_Work request_
Go through the material below and count the lines containing the word "Select". Give that number by itself.

_Data records_
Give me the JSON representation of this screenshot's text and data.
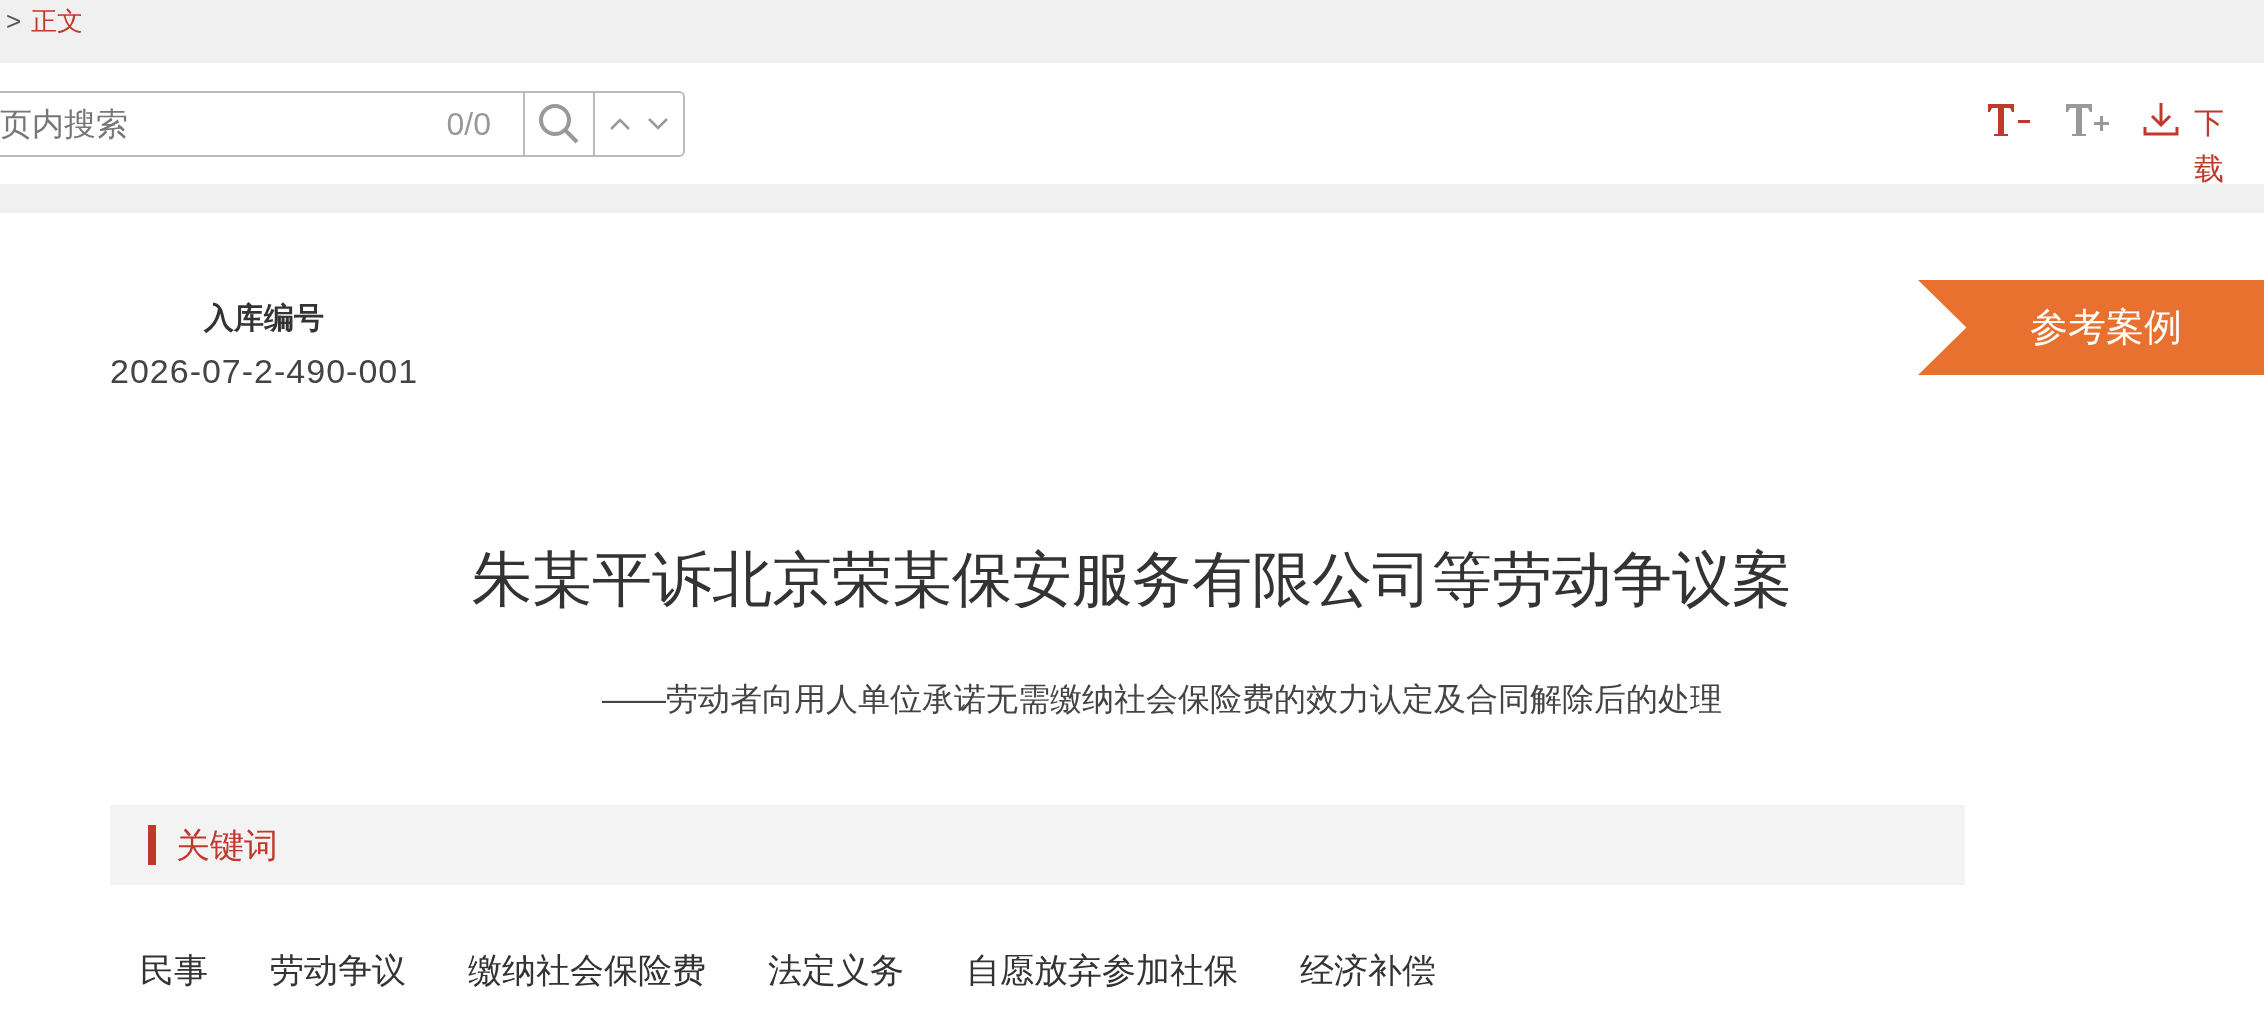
{
  "breadcrumb": {
    "separator": ">",
    "current": "正文"
  },
  "search": {
    "placeholder": "页内搜索",
    "count": "0/0"
  },
  "toolbar": [
    {
      "kind": "font_smaller",
      "enabled": true
    },
    {
      "kind": "font_larger",
      "enabled": false
    },
    {
      "kind": "download",
      "label": "下载"
    }
  ],
  "case": {
    "id_label": "入库编号",
    "id": "2026-07-2-490-001",
    "badge": "参考案例",
    "title": "朱某平诉北京荣某保安服务有限公司等劳动争议案",
    "subtitle": "——劳动者向用人单位承诺无需缴纳社会保险费的效力认定及合同解除后的处理"
  },
  "keywords": {
    "heading": "关键词",
    "items": [
      "民事",
      "劳动争议",
      "缴纳社会保险费",
      "法定义务",
      "自愿放弃参加社保",
      "经济补偿"
    ]
  }
}
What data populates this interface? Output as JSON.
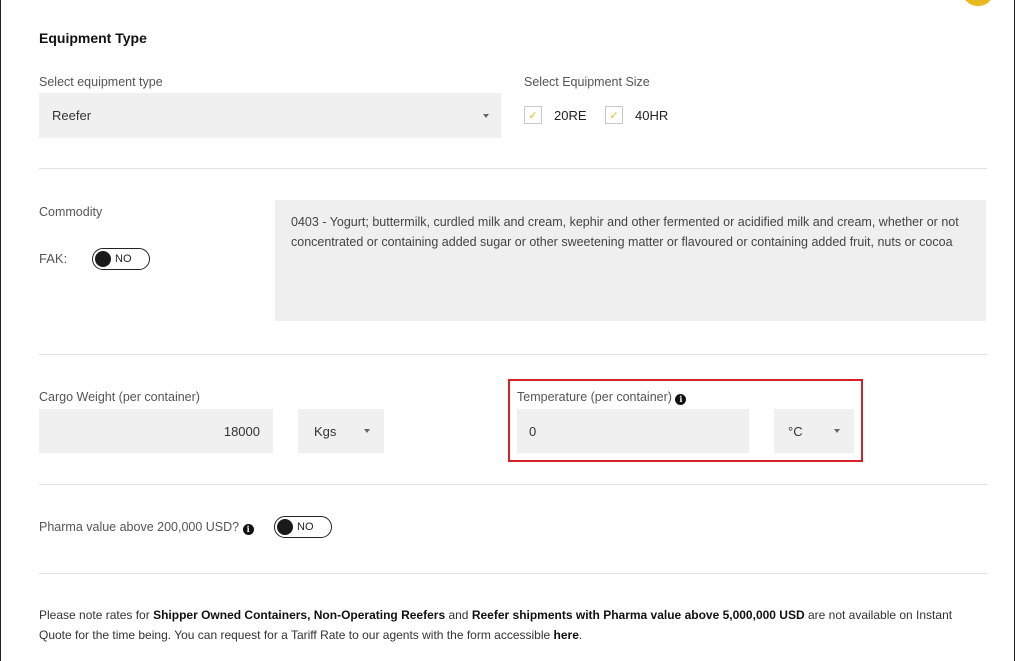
{
  "equipment": {
    "section_title": "Equipment Type",
    "type_label": "Select equipment type",
    "type_value": "Reefer",
    "size_label": "Select Equipment Size",
    "sizes": [
      {
        "label": "20RE",
        "checked": true
      },
      {
        "label": "40HR",
        "checked": true
      }
    ]
  },
  "commodity": {
    "label": "Commodity",
    "fak_label": "FAK:",
    "fak_toggle": "NO",
    "description": "0403 - Yogurt; buttermilk, curdled milk and cream, kephir and other fermented or acidified milk and cream, whether or not concentrated or containing added sugar or other sweetening matter or flavoured or containing added fruit, nuts or cocoa"
  },
  "cargo": {
    "weight_label": "Cargo Weight (per container)",
    "weight_value": "18000",
    "weight_unit": "Kgs",
    "temp_label": "Temperature (per container)",
    "temp_value": "0",
    "temp_unit": "°C"
  },
  "pharma": {
    "label": "Pharma value above 200,000 USD?",
    "toggle": "NO"
  },
  "note": {
    "part1": "Please note rates for ",
    "bold1": "Shipper Owned Containers, Non-Operating Reefers",
    "part2": " and ",
    "bold2": "Reefer shipments with Pharma value above 5,000,000 USD",
    "part3": " are not available on Instant Quote for the time being. You can request for a Tariff Rate to our agents with the form accessible ",
    "link": "here",
    "part4": "."
  },
  "colors": {
    "accent": "#e9b820",
    "highlight": "#d8202a",
    "field_bg": "#f0f0f0"
  },
  "icons": [
    "chevron-down-icon",
    "check-icon",
    "info-icon"
  ]
}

_Task answer_
2